Investors can look at COR trends year-over-year and versus the industry or analysts' expectations, thereby determining how well a company is managing its costs.


COR is a useful indicator of how well a company is generating revenue from its core operations. It can also be used to make decisions about operations, as well as to make comparisons year-over-year or to other companies in the same industry.

The cost of revenue ratio

The cost of revenue ratio (CRR) enables you to see what percentage of the revenue has been paid out in costs to create that revenue.

It's a useful metric for both companies and investors to analyze when assessing whether a company is efficiently generating revenue from its core business.

Here is the CRR formula:

Cost of revenue ratio (CRR) = cost of revenue / total revenue

Companies and investors want to see a low CRR since this shows that only a small proportion of the total revenue is being spent on the costs to generate them.

CRR trends can also be assessed year-over-year or compared to competitors.

Example CRR calculation

Consider a company with USD $1,000 in revenue in year one and $2,000 in year two. COR went up from $500 in year one to $1,500 in year two.

Calculating the cost of revenue ratio can help you assess if this would be a good investment.

Year Calculation Percentage CRR
Year 1 $500 / $1,000 = 0.50 0.50 x 100 50%
Year 2 $1,500 / $2,000 = 0.75 0.75 x 100 75%

As you can see, the CRR has increased from 50% in year one to 75% in the second year.

So although revenue was higher, it's costing the company more to provide each service item. This means efficiency has dropped and the company may be a less attractive investment.


The cost of revenue ratio (CRR) shows what percentage of revenue is going into the costs required to generate revenue. It's a useful metric for analyzing trends over time or for making comparisons to competitors.

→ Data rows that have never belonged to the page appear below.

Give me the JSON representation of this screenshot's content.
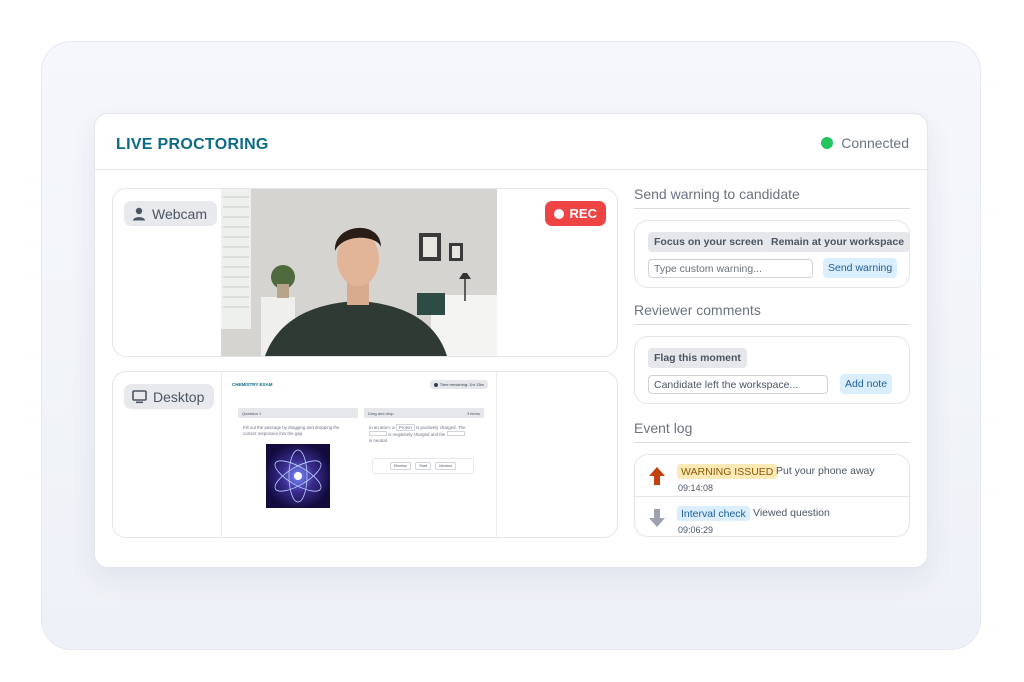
{
  "header": {
    "title": "LIVE PROCTORING",
    "status": "Connected",
    "status_color": "#22c55e"
  },
  "webcam": {
    "label": "Webcam",
    "icon": "user-icon",
    "rec_label": "REC",
    "rec_color": "#ef4444"
  },
  "desktop": {
    "label": "Desktop",
    "icon": "monitor-icon",
    "screen": {
      "exam_title": "CHEMISTRY EXAM",
      "time_remaining": "Time remaining: 1hr 15m",
      "question_header": "Question 1",
      "question_text": "Fill out the passage by dragging and dropping the correct responses into the gap.",
      "dnd_header": "Drag and drop",
      "dnd_count": "3 items",
      "passage_1": "In an atom, a",
      "chip_proton": "Proton",
      "passage_2": "is positively charged. The",
      "passage_3": "is negatively charged and the",
      "passage_4": "is neutral.",
      "options": [
        "Electron",
        "Shell",
        "Neutron"
      ]
    }
  },
  "warning": {
    "title": "Send warning to candidate",
    "presets": [
      "Focus on your screen",
      "Remain at your workspace"
    ],
    "input_placeholder": "Type custom warning...",
    "send_label": "Send warning"
  },
  "comments": {
    "title": "Reviewer comments",
    "flag_label": "Flag this moment",
    "input_value": "Candidate left the workspace...",
    "add_label": "Add note"
  },
  "event_log": {
    "title": "Event log",
    "events": [
      {
        "badge": "WARNING ISSUED",
        "type": "warn",
        "message": "Put your phone away",
        "time": "09:14:08",
        "icon": "arrow-up-icon"
      },
      {
        "badge": "Interval check",
        "type": "info",
        "message": "Viewed question",
        "time": "09:06:29",
        "icon": "arrow-down-icon"
      }
    ]
  }
}
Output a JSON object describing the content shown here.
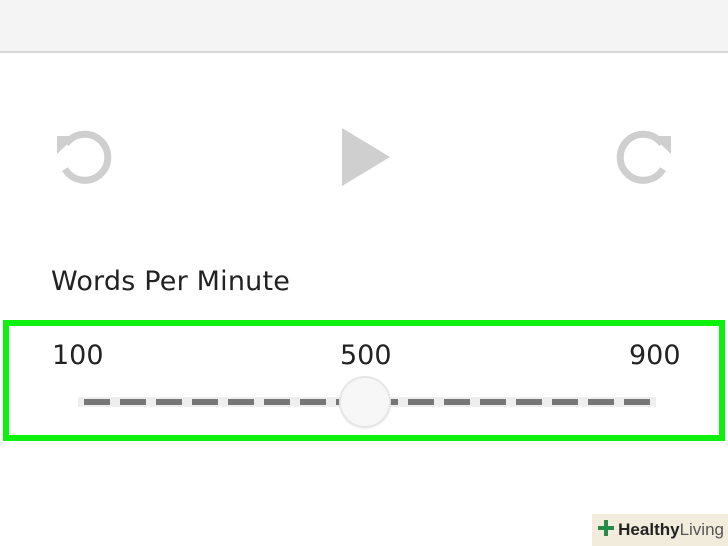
{
  "controls": {
    "rewind_icon": "rewind-icon",
    "play_icon": "play-icon",
    "forward_icon": "forward-icon",
    "icon_color": "#cfcfcf"
  },
  "speed": {
    "label": "Words Per Minute",
    "min_label": "100",
    "mid_label": "500",
    "max_label": "900",
    "value": 500,
    "highlight_color": "#0ef10e"
  },
  "watermark": {
    "text_bold": "Healthy",
    "text_light": "Living"
  }
}
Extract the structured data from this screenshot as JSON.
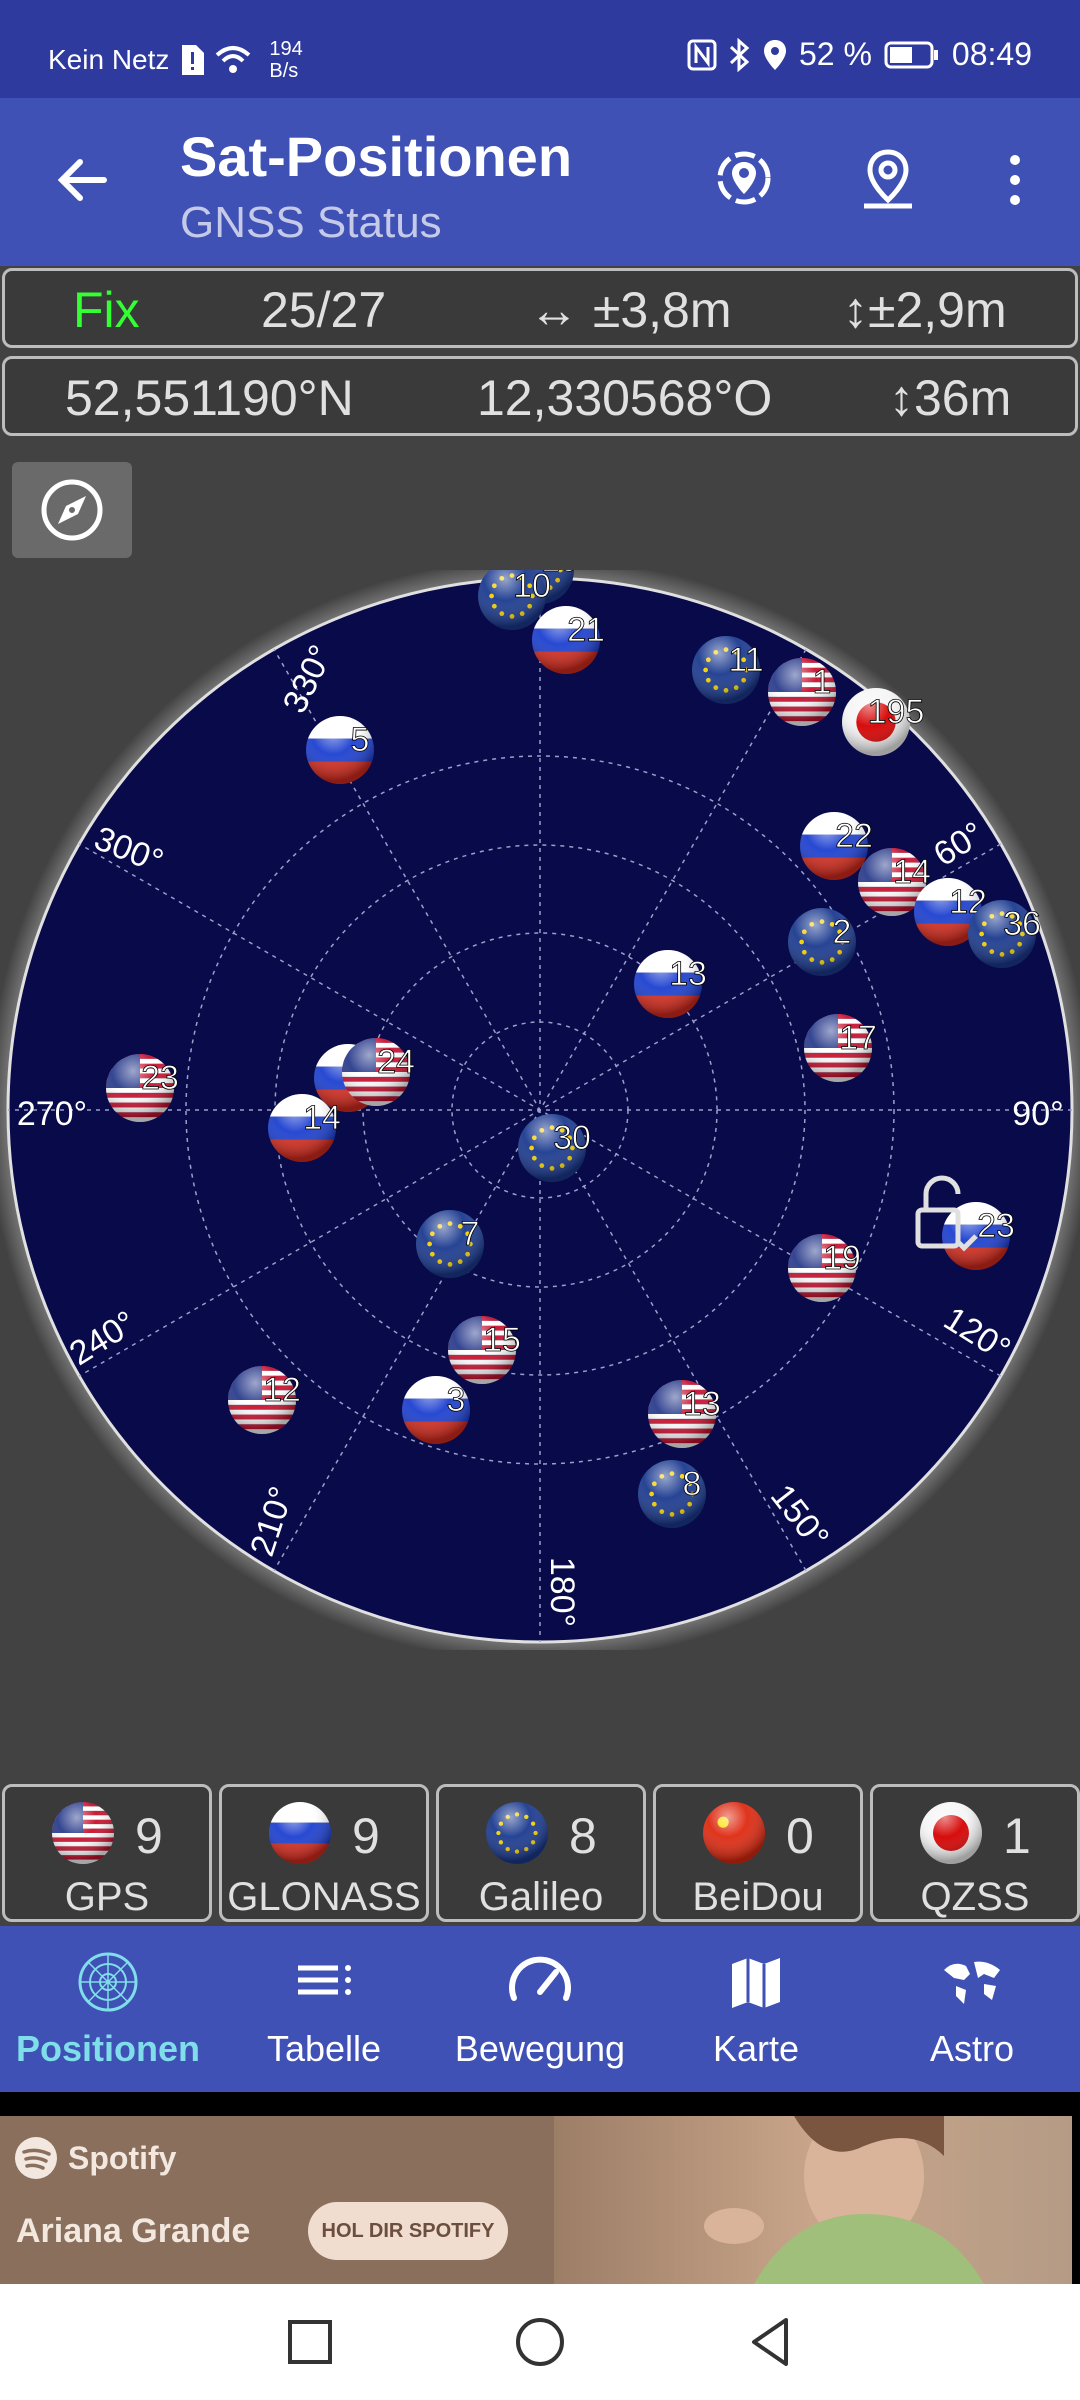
{
  "status_bar": {
    "carrier": "Kein Netz",
    "net_speed_value": "194",
    "net_speed_unit": "B/s",
    "battery": "52 %",
    "time": "08:49"
  },
  "app_bar": {
    "title": "Sat-Positionen",
    "subtitle": "GNSS Status"
  },
  "fix_row": {
    "fix": "Fix",
    "sats": "25/27",
    "h_acc": "↔ ±3,8m",
    "v_acc": "↕±2,9m"
  },
  "coord_row": {
    "lat": "52,551190°N",
    "lon": "12,330568°O",
    "alt": "↕36m"
  },
  "sky": {
    "directions": [
      "330°",
      "300°",
      "60°",
      "270°",
      "90°",
      "240°",
      "120°",
      "210°",
      "150°",
      "180°"
    ],
    "satellites": [
      {
        "id": "19",
        "type": "galileo"
      },
      {
        "id": "10",
        "type": "galileo"
      },
      {
        "id": "21",
        "type": "glonass"
      },
      {
        "id": "11",
        "type": "galileo"
      },
      {
        "id": "1",
        "type": "gps"
      },
      {
        "id": "195",
        "type": "qzss"
      },
      {
        "id": "5",
        "type": "glonass"
      },
      {
        "id": "22",
        "type": "glonass"
      },
      {
        "id": "14",
        "type": "gps"
      },
      {
        "id": "12",
        "type": "glonass"
      },
      {
        "id": "36",
        "type": "galileo"
      },
      {
        "id": "2",
        "type": "galileo"
      },
      {
        "id": "13",
        "type": "glonass"
      },
      {
        "id": "17",
        "type": "gps"
      },
      {
        "id": "23",
        "type": "gps"
      },
      {
        "id": "4",
        "type": "glonass"
      },
      {
        "id": "24",
        "type": "gps"
      },
      {
        "id": "14",
        "type": "glonass"
      },
      {
        "id": "30",
        "type": "galileo"
      },
      {
        "id": "7",
        "type": "galileo"
      },
      {
        "id": "23",
        "type": "glonass"
      },
      {
        "id": "19",
        "type": "gps"
      },
      {
        "id": "15",
        "type": "gps"
      },
      {
        "id": "12",
        "type": "gps"
      },
      {
        "id": "3",
        "type": "glonass"
      },
      {
        "id": "13",
        "type": "gps"
      },
      {
        "id": "8",
        "type": "galileo"
      }
    ]
  },
  "constellations": [
    {
      "name": "GPS",
      "count": "9",
      "type": "gps"
    },
    {
      "name": "GLONASS",
      "count": "9",
      "type": "glonass"
    },
    {
      "name": "Galileo",
      "count": "8",
      "type": "galileo"
    },
    {
      "name": "BeiDou",
      "count": "0",
      "type": "beidou"
    },
    {
      "name": "QZSS",
      "count": "1",
      "type": "qzss"
    }
  ],
  "nav": [
    {
      "label": "Positionen",
      "icon": "radar-icon",
      "active": true
    },
    {
      "label": "Tabelle",
      "icon": "list-icon"
    },
    {
      "label": "Bewegung",
      "icon": "speedometer-icon"
    },
    {
      "label": "Karte",
      "icon": "map-icon"
    },
    {
      "label": "Astro",
      "icon": "world-icon"
    }
  ],
  "ad": {
    "brand": "Spotify",
    "artist": "Ariana Grande",
    "cta": "HOL DIR SPOTIFY"
  },
  "colors": {
    "statusbar": "#2e3a9e",
    "appbar": "#3f51b5",
    "sky": "#080a4a",
    "fix": "#33ff33",
    "active_nav": "#80deea"
  }
}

Frequently asked questions

Below are some frequently asked questions about cost of revenue and how it's used.

Why would a company producing physical goods use COR?

Companies that produce physical goods tend to use COGS but may also use COR.

This is because including the costs of marketing and distribution can make sense in specific scenarios, like when analyzing the effects of a marketing campaign.

Additionally, there are many companies whose core operations are both a good and a service, such as hotels and airlines.

The downside of using COR versus COGS is that it will be a higher number, COR being COGS plus additional costs. Therefore, the profit margin will be lower.

However, if a company wants to know how marketing and distribution changes are affecting profitability, then COR is most useful.

Can companies choose which metric to use?

The short answer is yes, though companies producing physical goods usually use COGS while service companies tend to use COR.

If a physical goods company chooses to use COR, its profit margin will decrease, making them look less attractive to investors. Therefore, they are likely to only use COR if there is a strong reason to do so.

Generally, a service company will find it difficult to use COGS rather than COR.

This is because normally labor makes up the bulk of their costs and that same labor is engaged in distributing the service, so it's hard or impossible to separate the two.

In short, companies can choose whether to use COGS or COR, but typically have factors unique to their business that makes one metric a preferable choice over the other.

The takeaway

The cost of revenue is a useful metric for companies and investors.

It's generally used by companies that provide a service rather than a product, though it may also be used by companies that produce physical goods.

The main difference between COR and COGS is that COR includes marketing and distribution costs, while COGS does not. Like COGS, COR is shown on the income statement and is then used to calculate gross profit and efficiency ratios.

One such ratio, the cost of revenue ratio (CRR), is used to determine how efficiently a company is generating revenue compared to the costs required to do so.

As with other metrics, it's important to consider multiple measures when analyzing a company. Single metrics provide key insights but are just one part of the larger picture.

Written by
Financial Content Specialist
Edited by
Head of Content at Stock Analysis
Reviewed by
Chartered Financial Analyst and Investment Advisor